It’s important then to investigate exactly what people are complaining about and ask why seeing women explore their sexuality on screen is so offensive.

“People are much more comfortable watching a murder than they sometimes are a sex scene,” Talbot laments. An on-the-nose-yet-completely-ludicrous idea considering how sexualized our culture is. The online backlash to sex scenes on screen isn’t going to change her role on set, or the content being made. “I’ve not seen the sex being axed because of a conversation on Twitter about too much sex on screen,” she assures me. “I think there’s so much invested in the creative that I don’t believe that those conversations are really impacting real-world storytelling.”

But the fact that one scene – like Bailey’s in Swarm – or one comment – like Badgley’s about You – can snowball into an avalanche of think pieces and Tik Toks and conservative talking points that pull focus from the sex-positive, femme-empowering depictions of intimacy happening on screen right now is still worrisome.

“As diverse representations of sexuality become more normalized over time, people may become more accepting and appreciative of seeing women’s pleasure on-screen in ways that don’t benefit the male ego,” Boodram says. “Discomfort shouldn’t be a barrier to pursuing diversity and gender equality when showcasing sexuality on-screen.”

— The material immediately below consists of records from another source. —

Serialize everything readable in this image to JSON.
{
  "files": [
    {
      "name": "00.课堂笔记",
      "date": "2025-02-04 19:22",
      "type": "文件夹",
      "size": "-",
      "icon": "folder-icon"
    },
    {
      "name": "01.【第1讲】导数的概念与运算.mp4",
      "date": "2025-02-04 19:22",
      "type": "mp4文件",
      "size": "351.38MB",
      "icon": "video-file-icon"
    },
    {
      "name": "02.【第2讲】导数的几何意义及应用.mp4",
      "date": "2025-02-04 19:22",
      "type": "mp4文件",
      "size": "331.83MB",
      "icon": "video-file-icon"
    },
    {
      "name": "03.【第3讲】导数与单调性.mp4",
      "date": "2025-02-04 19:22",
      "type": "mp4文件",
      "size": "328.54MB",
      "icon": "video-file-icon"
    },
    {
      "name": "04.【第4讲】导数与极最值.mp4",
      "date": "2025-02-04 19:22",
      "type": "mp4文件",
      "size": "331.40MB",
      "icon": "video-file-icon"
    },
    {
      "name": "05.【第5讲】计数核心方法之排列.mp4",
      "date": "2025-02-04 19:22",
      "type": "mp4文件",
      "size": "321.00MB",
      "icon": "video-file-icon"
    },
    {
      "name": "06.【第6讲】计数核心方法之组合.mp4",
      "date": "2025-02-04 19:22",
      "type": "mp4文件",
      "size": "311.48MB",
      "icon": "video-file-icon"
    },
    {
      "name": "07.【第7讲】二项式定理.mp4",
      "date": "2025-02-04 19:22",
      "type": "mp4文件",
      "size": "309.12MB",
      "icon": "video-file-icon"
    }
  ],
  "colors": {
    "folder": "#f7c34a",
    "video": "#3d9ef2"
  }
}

And if watching women get off on screen at the same rate as men makes you uncomfortable, maybe you should ask yourself the same question we just did. Why?